**Task prompt:** Counting only lines below that hold "placeholder", give the total alone.

--- Dataset records Enclosed Below ---

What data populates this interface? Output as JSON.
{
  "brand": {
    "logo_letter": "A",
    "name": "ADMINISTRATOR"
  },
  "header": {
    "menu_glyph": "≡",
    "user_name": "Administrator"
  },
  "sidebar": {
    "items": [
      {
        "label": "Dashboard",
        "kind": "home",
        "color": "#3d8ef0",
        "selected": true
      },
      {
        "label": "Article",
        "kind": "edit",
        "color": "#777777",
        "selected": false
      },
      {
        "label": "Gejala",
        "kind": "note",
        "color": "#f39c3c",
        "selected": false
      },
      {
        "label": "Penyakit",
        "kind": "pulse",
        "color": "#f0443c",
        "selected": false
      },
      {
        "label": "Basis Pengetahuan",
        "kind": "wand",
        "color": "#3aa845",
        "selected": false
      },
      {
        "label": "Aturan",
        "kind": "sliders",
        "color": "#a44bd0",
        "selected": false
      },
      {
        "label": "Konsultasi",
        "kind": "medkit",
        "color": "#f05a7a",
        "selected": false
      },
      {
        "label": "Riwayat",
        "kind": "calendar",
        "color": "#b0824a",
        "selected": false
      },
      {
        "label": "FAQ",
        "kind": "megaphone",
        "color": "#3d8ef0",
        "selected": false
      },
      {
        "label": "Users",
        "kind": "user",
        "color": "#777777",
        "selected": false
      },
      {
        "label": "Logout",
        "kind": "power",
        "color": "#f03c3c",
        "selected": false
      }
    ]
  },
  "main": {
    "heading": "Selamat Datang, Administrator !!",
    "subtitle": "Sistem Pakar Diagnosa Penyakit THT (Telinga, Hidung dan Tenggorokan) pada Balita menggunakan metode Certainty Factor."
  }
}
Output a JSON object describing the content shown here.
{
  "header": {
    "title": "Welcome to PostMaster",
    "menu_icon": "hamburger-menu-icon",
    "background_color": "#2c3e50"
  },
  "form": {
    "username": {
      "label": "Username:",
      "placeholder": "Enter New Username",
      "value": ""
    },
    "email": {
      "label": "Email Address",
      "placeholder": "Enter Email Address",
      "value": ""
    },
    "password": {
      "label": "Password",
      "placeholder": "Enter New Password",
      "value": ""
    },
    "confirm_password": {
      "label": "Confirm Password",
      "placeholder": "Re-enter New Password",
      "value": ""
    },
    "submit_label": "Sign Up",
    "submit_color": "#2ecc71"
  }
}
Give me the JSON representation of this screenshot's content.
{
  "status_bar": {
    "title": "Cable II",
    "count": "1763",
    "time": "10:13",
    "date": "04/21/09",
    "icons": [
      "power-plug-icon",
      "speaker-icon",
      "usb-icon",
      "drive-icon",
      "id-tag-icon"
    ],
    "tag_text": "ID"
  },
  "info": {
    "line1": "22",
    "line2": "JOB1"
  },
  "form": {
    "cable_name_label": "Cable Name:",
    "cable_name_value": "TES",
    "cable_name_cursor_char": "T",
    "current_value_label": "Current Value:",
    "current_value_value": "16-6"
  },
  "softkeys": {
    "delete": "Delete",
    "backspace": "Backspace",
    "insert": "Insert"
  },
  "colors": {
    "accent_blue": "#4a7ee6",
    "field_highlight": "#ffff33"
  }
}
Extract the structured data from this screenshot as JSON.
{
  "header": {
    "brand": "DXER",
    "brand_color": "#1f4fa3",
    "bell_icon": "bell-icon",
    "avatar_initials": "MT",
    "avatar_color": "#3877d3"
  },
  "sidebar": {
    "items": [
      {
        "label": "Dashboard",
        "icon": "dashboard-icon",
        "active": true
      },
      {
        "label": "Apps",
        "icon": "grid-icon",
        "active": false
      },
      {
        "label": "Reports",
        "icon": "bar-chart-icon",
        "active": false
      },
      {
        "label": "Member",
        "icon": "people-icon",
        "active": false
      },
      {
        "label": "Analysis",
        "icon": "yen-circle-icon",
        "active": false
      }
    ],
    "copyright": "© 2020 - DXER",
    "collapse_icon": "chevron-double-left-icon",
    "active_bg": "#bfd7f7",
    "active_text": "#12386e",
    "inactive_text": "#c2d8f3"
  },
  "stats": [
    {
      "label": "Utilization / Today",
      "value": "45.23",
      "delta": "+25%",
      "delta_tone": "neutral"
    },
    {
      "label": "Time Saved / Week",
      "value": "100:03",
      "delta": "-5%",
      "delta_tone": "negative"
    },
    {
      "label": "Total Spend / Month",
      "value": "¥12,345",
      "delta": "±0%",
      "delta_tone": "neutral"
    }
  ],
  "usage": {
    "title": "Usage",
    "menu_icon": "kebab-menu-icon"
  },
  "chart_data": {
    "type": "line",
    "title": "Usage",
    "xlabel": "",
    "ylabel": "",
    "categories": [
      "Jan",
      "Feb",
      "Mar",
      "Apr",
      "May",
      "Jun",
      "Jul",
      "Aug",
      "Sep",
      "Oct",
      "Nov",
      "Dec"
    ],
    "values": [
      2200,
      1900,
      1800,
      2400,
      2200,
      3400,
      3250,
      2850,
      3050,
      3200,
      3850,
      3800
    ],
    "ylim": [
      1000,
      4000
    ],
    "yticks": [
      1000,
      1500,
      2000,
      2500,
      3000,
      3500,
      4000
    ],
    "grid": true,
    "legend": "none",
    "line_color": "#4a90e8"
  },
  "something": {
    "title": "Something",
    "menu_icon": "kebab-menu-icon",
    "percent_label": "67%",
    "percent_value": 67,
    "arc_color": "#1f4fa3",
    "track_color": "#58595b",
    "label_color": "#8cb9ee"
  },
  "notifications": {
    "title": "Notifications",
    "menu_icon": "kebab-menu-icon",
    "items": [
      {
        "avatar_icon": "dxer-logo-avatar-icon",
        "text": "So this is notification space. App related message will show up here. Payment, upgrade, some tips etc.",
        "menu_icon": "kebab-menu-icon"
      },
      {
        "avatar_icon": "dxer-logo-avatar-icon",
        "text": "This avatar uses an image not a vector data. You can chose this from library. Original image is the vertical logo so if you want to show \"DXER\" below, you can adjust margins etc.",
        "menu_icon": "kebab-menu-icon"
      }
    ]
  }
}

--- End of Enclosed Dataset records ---

**Result for this task:** 4